### [WHAT TO WORK ON]
In the entries below, spot each line with the word "icon" and copy it.

(Entries from a dataset of interfaces)

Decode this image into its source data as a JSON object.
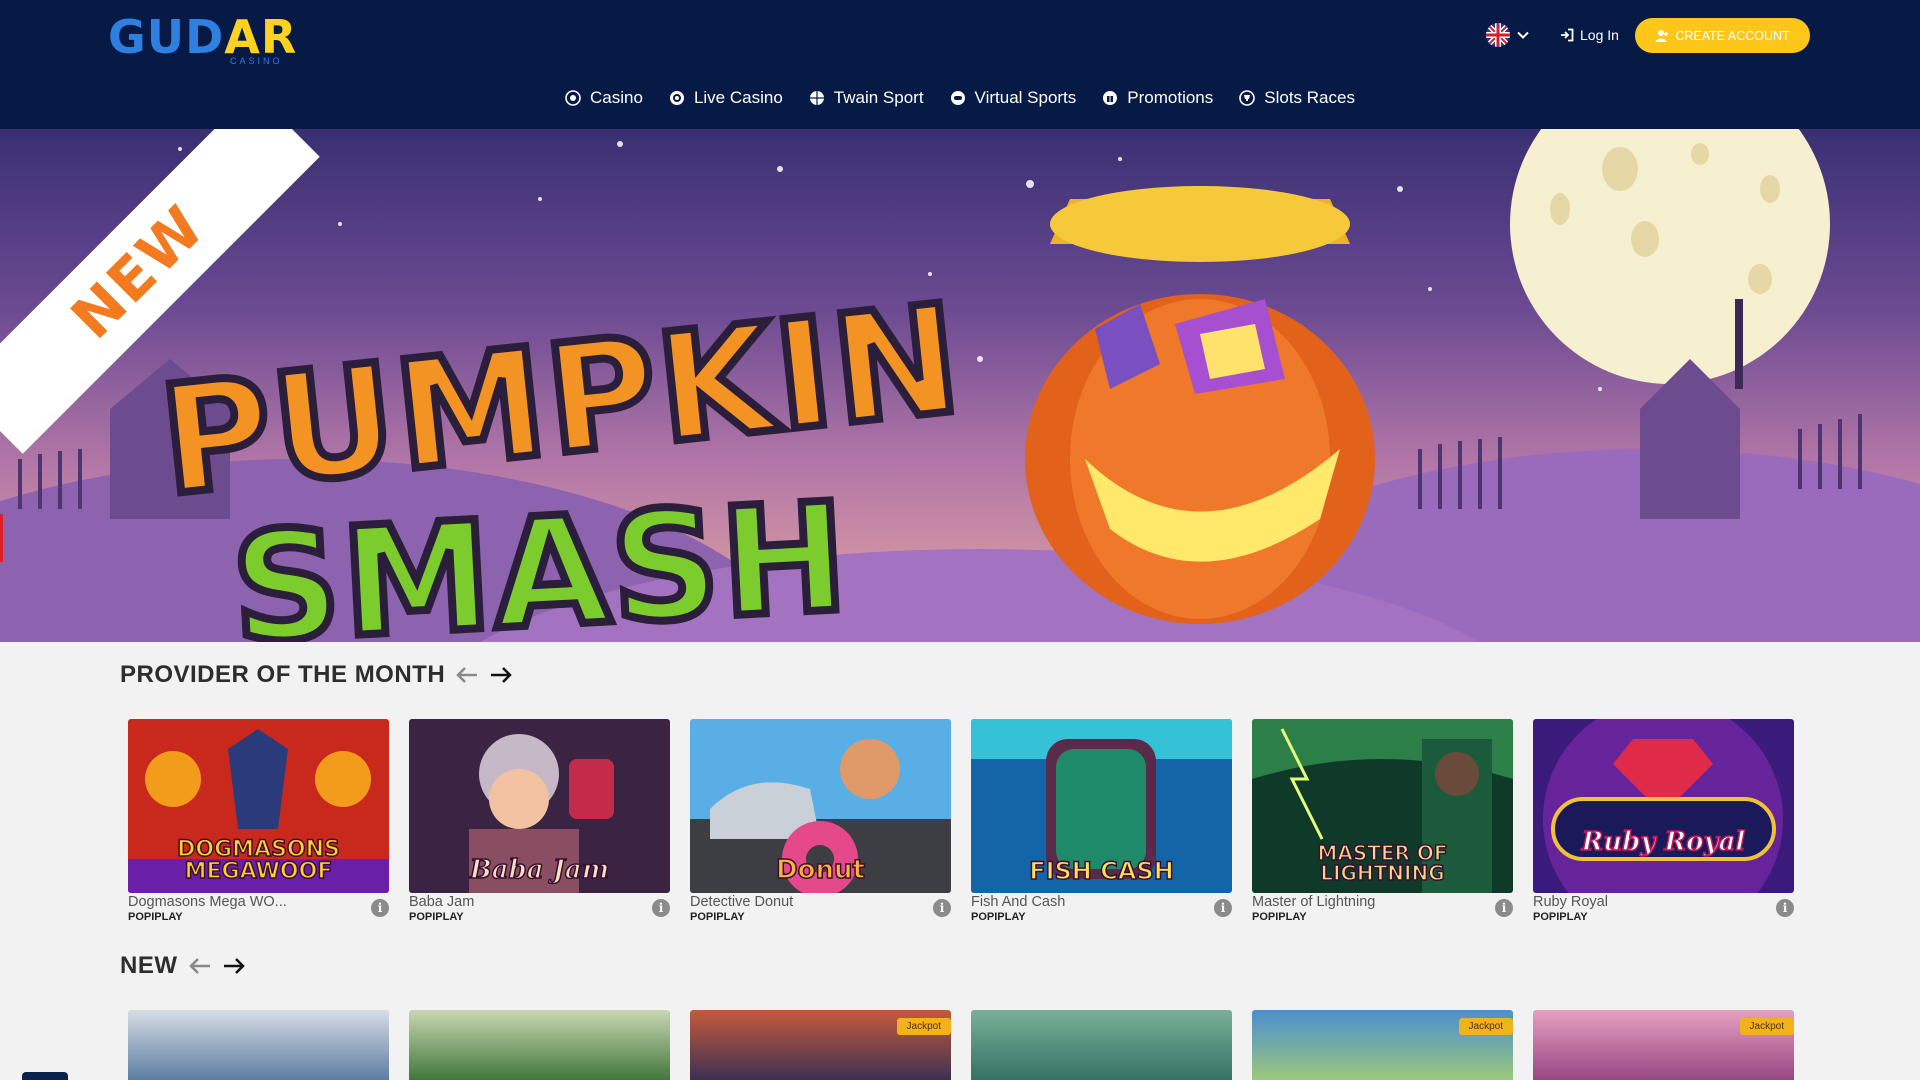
{
  "brand": {
    "logo_part1": "GUD",
    "logo_part2": "AR",
    "logo_sub": "CASINO"
  },
  "header": {
    "language_flag": "uk-flag-icon",
    "login_label": "Log In",
    "create_account_label": "CREATE ACCOUNT",
    "colors": {
      "bg": "#061a45",
      "accent": "#ffc61a"
    }
  },
  "nav": {
    "items": [
      {
        "label": "Casino",
        "icon": "casino-chip-icon"
      },
      {
        "label": "Live Casino",
        "icon": "live-casino-icon"
      },
      {
        "label": "Twain Sport",
        "icon": "sport-ball-icon"
      },
      {
        "label": "Virtual Sports",
        "icon": "gamepad-icon"
      },
      {
        "label": "Promotions",
        "icon": "gift-icon"
      },
      {
        "label": "Slots Races",
        "icon": "trophy-icon"
      }
    ]
  },
  "hero": {
    "ribbon": "NEW",
    "title_line1": "PUMPKIN",
    "title_line2": "SMASH"
  },
  "provider_section": {
    "title": "PROVIDER OF THE MONTH",
    "games": [
      {
        "name": "Dogmasons Mega WO...",
        "provider": "POPIPLAY",
        "art_label": "DOGMASONS MEGAWOOF",
        "colors": [
          "#c9281d",
          "#f39b1b"
        ]
      },
      {
        "name": "Baba Jam",
        "provider": "POPIPLAY",
        "art_label": "Baba Jam",
        "colors": [
          "#3b2443",
          "#8a4e62"
        ]
      },
      {
        "name": "Detective Donut",
        "provider": "POPIPLAY",
        "art_label": "Donut",
        "colors": [
          "#3f8fd0",
          "#e6498a"
        ]
      },
      {
        "name": "Fish And Cash",
        "provider": "POPIPLAY",
        "art_label": "FISH CASH",
        "colors": [
          "#1464a8",
          "#36c2d6"
        ]
      },
      {
        "name": "Master of Lightning",
        "provider": "POPIPLAY",
        "art_label": "MASTER OF LIGHTNING",
        "colors": [
          "#0f3a2a",
          "#3fae5a"
        ]
      },
      {
        "name": "Ruby Royal",
        "provider": "POPIPLAY",
        "art_label": "Ruby Royal",
        "colors": [
          "#3a1a7a",
          "#d02b5a"
        ]
      }
    ]
  },
  "new_section": {
    "title": "NEW",
    "games": [
      {
        "jackpot": "",
        "colors": [
          "#4a6f9a",
          "#d8dde6"
        ]
      },
      {
        "jackpot": "",
        "colors": [
          "#2f6a2a",
          "#c9d7b2"
        ]
      },
      {
        "jackpot": "Jackpot",
        "colors": [
          "#2a2a55",
          "#c45b3a"
        ]
      },
      {
        "jackpot": "",
        "colors": [
          "#2a6a5a",
          "#7ab09a"
        ]
      },
      {
        "jackpot": "Jackpot",
        "colors": [
          "#4a8fd0",
          "#a8d070"
        ]
      },
      {
        "jackpot": "Jackpot",
        "colors": [
          "#8a3a7a",
          "#e6a0c0"
        ]
      }
    ]
  }
}
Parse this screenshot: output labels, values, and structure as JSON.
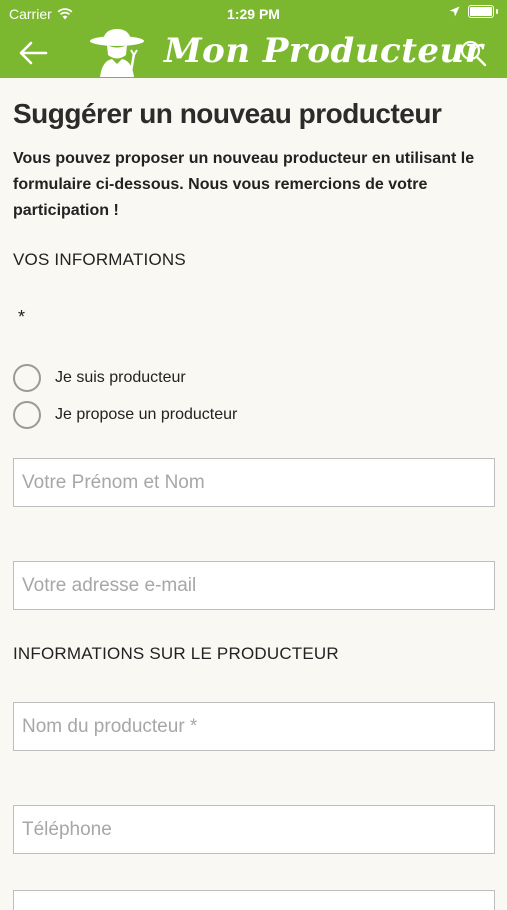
{
  "status_bar": {
    "carrier": "Carrier",
    "time": "1:29 PM"
  },
  "header": {
    "brand": "Mon Producteur",
    "background_color": "#7cb82f"
  },
  "page": {
    "title": "Suggérer un nouveau producteur",
    "intro": "Vous pouvez proposer un nouveau producteur en utilisant le formulaire ci-dessous. Nous vous remercions de votre participation !"
  },
  "form": {
    "section_user": "VOS INFORMATIONS",
    "required_marker": "*",
    "radio_options": [
      {
        "label": "Je suis producteur",
        "checked": false
      },
      {
        "label": "Je propose un producteur",
        "checked": false
      }
    ],
    "name_placeholder": "Votre Prénom et Nom",
    "email_placeholder": "Votre adresse e-mail",
    "section_producer": "INFORMATIONS SUR LE PRODUCTEUR",
    "producer_name_placeholder": "Nom du producteur *",
    "phone_placeholder": "Téléphone"
  }
}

### [RESPONSE BELOW]
    "language_flag": "uk-flag-icon",
        "icon": "casino-chip-icon"
        "icon": "live-casino-icon"
        "icon": "sport-ball-icon"
        "icon": "gamepad-icon"
        "icon": "gift-icon"
        "icon": "trophy-icon"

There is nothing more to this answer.